### Given data ###

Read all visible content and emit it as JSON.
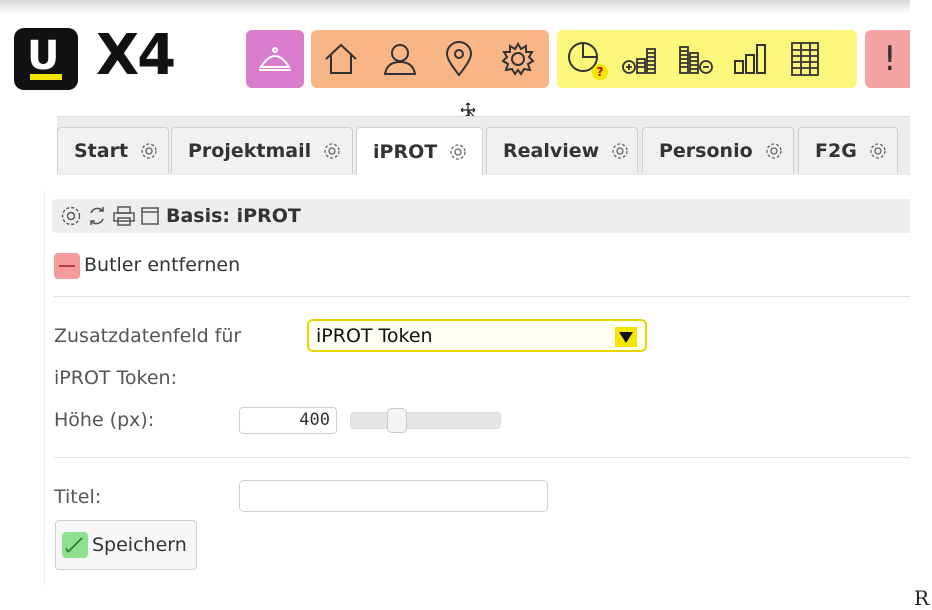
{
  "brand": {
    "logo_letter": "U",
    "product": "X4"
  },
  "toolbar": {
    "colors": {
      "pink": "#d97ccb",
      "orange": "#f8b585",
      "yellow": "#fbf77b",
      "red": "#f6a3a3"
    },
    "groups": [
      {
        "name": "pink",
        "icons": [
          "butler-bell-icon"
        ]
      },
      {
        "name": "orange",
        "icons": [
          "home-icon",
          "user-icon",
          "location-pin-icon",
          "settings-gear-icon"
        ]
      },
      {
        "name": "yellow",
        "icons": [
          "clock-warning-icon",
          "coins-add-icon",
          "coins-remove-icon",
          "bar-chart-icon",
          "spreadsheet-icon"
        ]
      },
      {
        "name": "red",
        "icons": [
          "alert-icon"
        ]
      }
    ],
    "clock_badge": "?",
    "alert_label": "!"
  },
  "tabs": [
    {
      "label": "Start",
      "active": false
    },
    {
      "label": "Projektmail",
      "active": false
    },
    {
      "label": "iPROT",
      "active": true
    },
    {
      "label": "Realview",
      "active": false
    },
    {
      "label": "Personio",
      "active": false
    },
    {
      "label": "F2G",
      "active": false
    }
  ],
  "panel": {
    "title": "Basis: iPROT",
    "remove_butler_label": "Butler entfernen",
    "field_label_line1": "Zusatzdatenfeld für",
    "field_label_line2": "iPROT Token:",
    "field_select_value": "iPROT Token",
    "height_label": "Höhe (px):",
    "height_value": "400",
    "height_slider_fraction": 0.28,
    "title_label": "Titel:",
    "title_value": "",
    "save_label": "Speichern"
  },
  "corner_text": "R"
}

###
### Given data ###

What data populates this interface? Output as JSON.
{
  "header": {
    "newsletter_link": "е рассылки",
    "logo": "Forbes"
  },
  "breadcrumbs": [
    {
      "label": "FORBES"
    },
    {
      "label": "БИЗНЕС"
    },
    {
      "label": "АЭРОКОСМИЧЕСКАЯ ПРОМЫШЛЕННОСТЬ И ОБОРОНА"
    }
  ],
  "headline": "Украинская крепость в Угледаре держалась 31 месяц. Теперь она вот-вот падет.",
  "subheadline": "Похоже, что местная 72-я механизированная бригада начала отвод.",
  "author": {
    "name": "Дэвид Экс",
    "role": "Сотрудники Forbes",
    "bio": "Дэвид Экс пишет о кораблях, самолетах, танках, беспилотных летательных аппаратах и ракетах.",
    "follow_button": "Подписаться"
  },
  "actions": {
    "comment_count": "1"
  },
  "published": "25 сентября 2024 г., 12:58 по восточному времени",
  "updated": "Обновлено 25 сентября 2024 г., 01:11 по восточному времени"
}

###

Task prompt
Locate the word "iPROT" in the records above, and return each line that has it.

Reply
      "label": "iPROT",
    "title": "Basis: iPROT",
    "field_label_line2": "iPROT Token:",
    "field_select_value": "iPROT Token",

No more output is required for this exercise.